→ Extracted records
++++
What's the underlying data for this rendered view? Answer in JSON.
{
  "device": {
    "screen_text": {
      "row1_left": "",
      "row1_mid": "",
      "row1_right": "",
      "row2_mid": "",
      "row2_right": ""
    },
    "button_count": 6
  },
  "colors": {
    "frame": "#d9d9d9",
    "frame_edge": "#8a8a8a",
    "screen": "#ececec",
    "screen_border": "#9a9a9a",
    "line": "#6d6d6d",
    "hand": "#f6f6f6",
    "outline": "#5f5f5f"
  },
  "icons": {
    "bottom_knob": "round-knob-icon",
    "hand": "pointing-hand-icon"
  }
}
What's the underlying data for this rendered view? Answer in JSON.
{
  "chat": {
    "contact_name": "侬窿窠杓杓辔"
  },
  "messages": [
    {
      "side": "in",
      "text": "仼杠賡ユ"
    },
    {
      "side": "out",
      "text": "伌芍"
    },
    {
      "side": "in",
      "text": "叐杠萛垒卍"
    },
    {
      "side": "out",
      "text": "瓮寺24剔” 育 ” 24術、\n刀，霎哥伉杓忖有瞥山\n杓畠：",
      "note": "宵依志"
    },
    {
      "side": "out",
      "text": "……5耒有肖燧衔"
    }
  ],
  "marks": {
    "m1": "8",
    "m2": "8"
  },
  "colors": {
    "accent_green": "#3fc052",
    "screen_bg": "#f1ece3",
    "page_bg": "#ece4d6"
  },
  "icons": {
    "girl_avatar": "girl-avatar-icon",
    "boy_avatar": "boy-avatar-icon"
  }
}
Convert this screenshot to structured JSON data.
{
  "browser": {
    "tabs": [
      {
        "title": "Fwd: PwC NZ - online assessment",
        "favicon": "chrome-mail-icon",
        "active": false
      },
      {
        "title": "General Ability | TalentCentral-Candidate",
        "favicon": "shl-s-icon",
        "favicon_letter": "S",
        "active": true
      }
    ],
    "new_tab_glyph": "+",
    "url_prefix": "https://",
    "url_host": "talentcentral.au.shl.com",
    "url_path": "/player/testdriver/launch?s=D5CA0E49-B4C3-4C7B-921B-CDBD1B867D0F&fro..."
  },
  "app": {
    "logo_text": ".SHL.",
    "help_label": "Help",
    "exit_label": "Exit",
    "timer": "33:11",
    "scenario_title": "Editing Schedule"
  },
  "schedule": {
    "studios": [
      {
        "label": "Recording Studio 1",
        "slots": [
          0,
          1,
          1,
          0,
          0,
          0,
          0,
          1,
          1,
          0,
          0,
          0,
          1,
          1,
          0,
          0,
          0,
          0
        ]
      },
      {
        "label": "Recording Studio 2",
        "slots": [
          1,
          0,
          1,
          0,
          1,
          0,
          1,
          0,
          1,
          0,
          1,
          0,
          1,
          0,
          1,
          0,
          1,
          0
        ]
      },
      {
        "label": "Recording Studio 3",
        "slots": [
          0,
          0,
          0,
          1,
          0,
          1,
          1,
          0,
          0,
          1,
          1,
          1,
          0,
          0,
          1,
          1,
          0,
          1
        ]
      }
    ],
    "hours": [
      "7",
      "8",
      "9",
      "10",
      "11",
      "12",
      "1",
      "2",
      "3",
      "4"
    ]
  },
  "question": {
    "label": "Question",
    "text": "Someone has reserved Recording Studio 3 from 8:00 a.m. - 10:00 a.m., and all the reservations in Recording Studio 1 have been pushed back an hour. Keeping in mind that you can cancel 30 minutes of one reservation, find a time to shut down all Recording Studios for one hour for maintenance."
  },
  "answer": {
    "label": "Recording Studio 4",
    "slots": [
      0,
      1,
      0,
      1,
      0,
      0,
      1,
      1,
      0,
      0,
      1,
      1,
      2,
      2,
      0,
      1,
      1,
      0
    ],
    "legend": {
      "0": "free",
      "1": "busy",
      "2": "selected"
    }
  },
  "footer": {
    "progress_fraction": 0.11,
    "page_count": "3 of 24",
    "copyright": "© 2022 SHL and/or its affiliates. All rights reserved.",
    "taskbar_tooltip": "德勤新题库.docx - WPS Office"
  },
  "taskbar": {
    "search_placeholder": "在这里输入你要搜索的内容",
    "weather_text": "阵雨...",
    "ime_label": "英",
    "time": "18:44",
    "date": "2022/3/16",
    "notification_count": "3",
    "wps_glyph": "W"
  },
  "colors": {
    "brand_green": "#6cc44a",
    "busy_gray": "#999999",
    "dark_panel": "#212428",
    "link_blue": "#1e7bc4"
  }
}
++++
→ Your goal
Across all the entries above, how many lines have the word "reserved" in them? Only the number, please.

→ The answer
2